WHAT TO PRODUCE:
Write out the data that follows exactly, keeping every picture out.

THE DATA:

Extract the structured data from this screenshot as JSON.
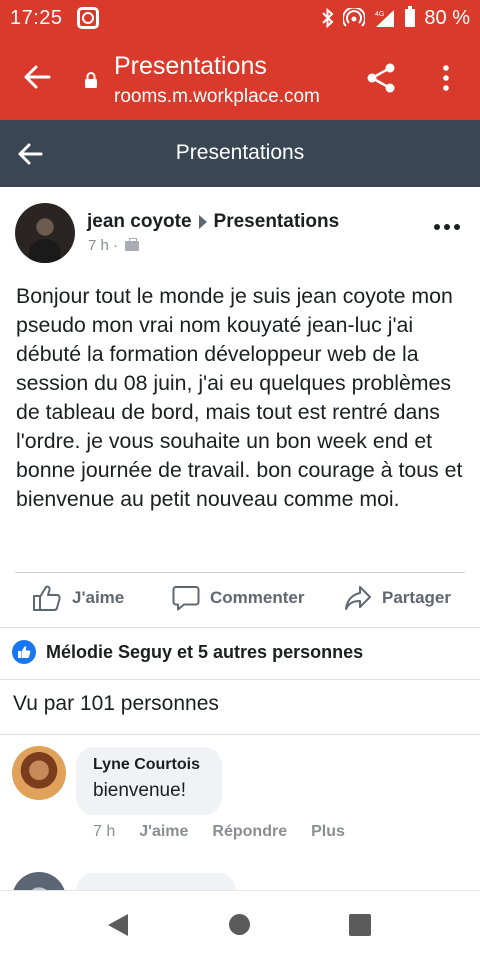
{
  "status_bar": {
    "time": "17:25",
    "battery": "80 %"
  },
  "browser": {
    "title": "Presentations",
    "url": "rooms.m.workplace.com"
  },
  "page_header": {
    "title": "Presentations"
  },
  "post": {
    "author": "jean coyote",
    "group": "Presentations",
    "time": "7 h ·",
    "text": "Bonjour tout le monde je suis jean coyote mon pseudo mon vrai nom kouyaté jean-luc j'ai débuté la formation développeur web de la session du 08 juin, j'ai eu quelques problèmes de tableau de bord, mais tout est rentré dans l'ordre. je vous souhaite un bon week end et bonne journée de travail. bon courage à tous et bienvenue au petit nouveau comme moi."
  },
  "actions": {
    "like": "J'aime",
    "comment": "Commenter",
    "share": "Partager"
  },
  "reactions": {
    "summary": "Mélodie Seguy et 5 autres personnes"
  },
  "seen_by": "Vu par 101 personnes",
  "comments": [
    {
      "author": "Lyne Courtois",
      "text": "bienvenue!",
      "time": "7 h",
      "like": "J'aime",
      "reply": "Répondre",
      "more": "Plus"
    }
  ],
  "colors": {
    "brand_red": "#d93a2b",
    "header_slate": "#3b4654",
    "like_blue": "#1877f2"
  }
}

RESULT OF THE TASK:
Extract the structured data from this screenshot as JSON.
{
  "status_bar": {
    "time": "17:25",
    "battery": "80 %"
  },
  "browser": {
    "title": "Presentations",
    "url": "rooms.m.workplace.com"
  },
  "page_header": {
    "title": "Presentations"
  },
  "post": {
    "author": "jean coyote",
    "group": "Presentations",
    "time": "7 h ·",
    "text": "Bonjour tout le monde je suis jean coyote mon pseudo mon vrai nom kouyaté jean-luc j'ai débuté la formation développeur web de la session du 08 juin, j'ai eu quelques problèmes de tableau de bord, mais tout est rentré dans l'ordre. je vous souhaite un bon week end et bonne journée de travail. bon courage à tous et bienvenue au petit nouveau comme moi."
  },
  "actions": {
    "like": "J'aime",
    "comment": "Commenter",
    "share": "Partager"
  },
  "reactions": {
    "summary": "Mélodie Seguy et 5 autres personnes"
  },
  "seen_by": "Vu par 101 personnes",
  "comments": [
    {
      "author": "Lyne Courtois",
      "text": "bienvenue!",
      "time": "7 h",
      "like": "J'aime",
      "reply": "Répondre",
      "more": "Plus"
    }
  ],
  "colors": {
    "brand_red": "#d93a2b",
    "header_slate": "#3b4654",
    "like_blue": "#1877f2"
  }
}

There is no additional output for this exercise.